SPRINGFIELD, Mo. — Dozens of people joined together outside the Kraft Administration Building in Springfield protesting Critical Race Theory (CRT) in schools.
Springfield Public Schools said they don’t have plans to add CRT in the school curriculum or teacher training. However, protesters said they have proof that states otherwise.
Doctor Kyler Sherman-Wilkins, an assistant professor of sociology at Missouri State University, Does not consider himself a critical race theorist but has studied the theory.
“A critical race theorist will point out the fact that at its founding, the United States was based on policies and laws that made people of color less human,” said Sherman-Wilkins.
The assistant professor gives an example using Christopher Columbus.
“And what a critical race theorist acknowledges is that those laws and policies, though they happened in the past, they’re not ancient history and those legacies are still impacting people today,” said Sherman-Wilkins. “People for example, they can name the ship that Christopher Columbus sailed in on, but they can’t tell you the names of the tribes of the indigenous people that were wiped out.”
Individuals at the protest believe CRT is rewriting American history and shames white students for actions in the past.

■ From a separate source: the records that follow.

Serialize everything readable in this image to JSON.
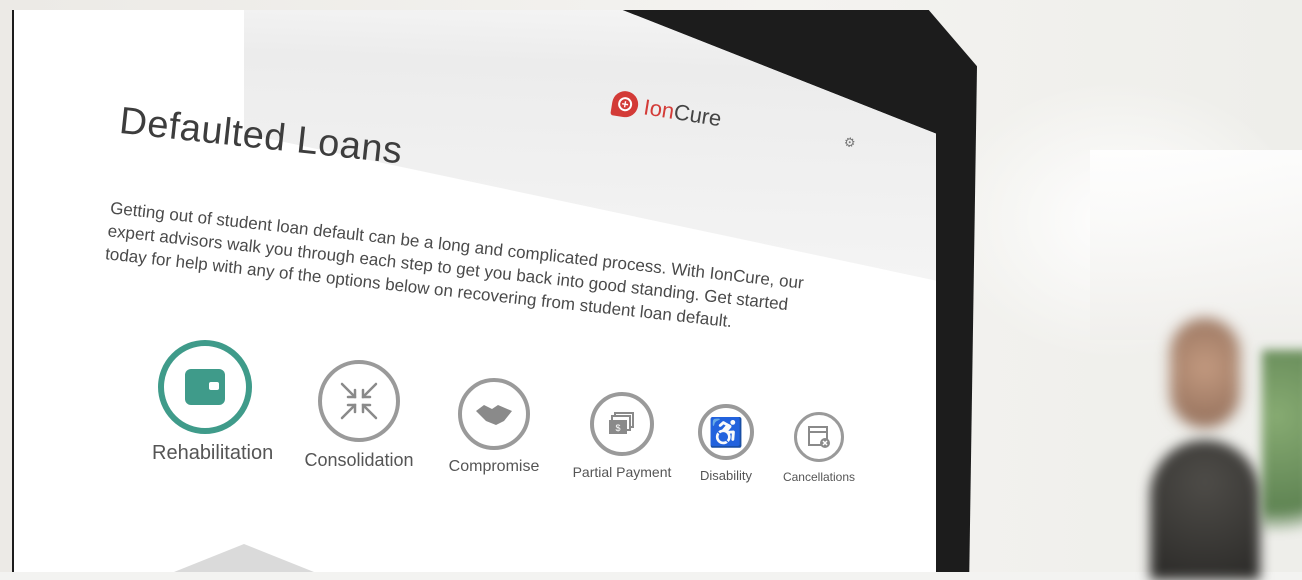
{
  "brand": {
    "logo_prefix": "Ion",
    "logo_suffix": "Cure",
    "accent": "#d33b37",
    "teal": "#3f9b8a"
  },
  "header": {
    "settings_icon": "gear-icon"
  },
  "page": {
    "title": "Defaulted Loans",
    "intro": "Getting out of student loan default can be a long and complicated process. With IonCure, our expert advisors walk you through each step to get you back into good standing. Get started today for help with any of the options below on recovering from student loan default."
  },
  "options": [
    {
      "label": "Rehabilitation",
      "icon": "wallet-icon",
      "active": true
    },
    {
      "label": "Consolidation",
      "icon": "arrows-converge-icon",
      "active": false
    },
    {
      "label": "Compromise",
      "icon": "handshake-icon",
      "active": false
    },
    {
      "label": "Partial Payment",
      "icon": "cash-stack-icon",
      "active": false
    },
    {
      "label": "Disability",
      "icon": "wheelchair-icon",
      "active": false
    },
    {
      "label": "Cancellations",
      "icon": "cancel-document-icon",
      "active": false
    }
  ]
}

“What it does is it puts people in groups of people, on their skin color, and it gives them characteristics based on their skin color,” said David Nokes, a retired Springfield Police officer.
Calvin Morrow, with Christians Uniting for Action, said there is documentation to prove the district is not being transparent.
“We have lots of documentation that they’re doing it,” said Morrow. “They say they’re not, but they’re doing it. when you look at what is mandatory reading, they’re doing that. And it is in there.”
Morrow also believes CRT is teaching hatred.
“They’re teaching kids to hate one another, to hate your country, and to hate policemen,” said Morrow.
Stephen Hall, with Springfield Public Schools, responded to the claims:
“I believe that that is a word that is being used as an umbrella term all across the country right now, to apply to anything related to equity and diversity work,” said Hall. “And I think there’s a great deal of misunderstanding regarding what that is. But what I can assure you, is it has nothing to do with the training that we are talking about, which is for staff only. This is not curriculum designed for students.”
Watch the full interviews with the people involved in this story below: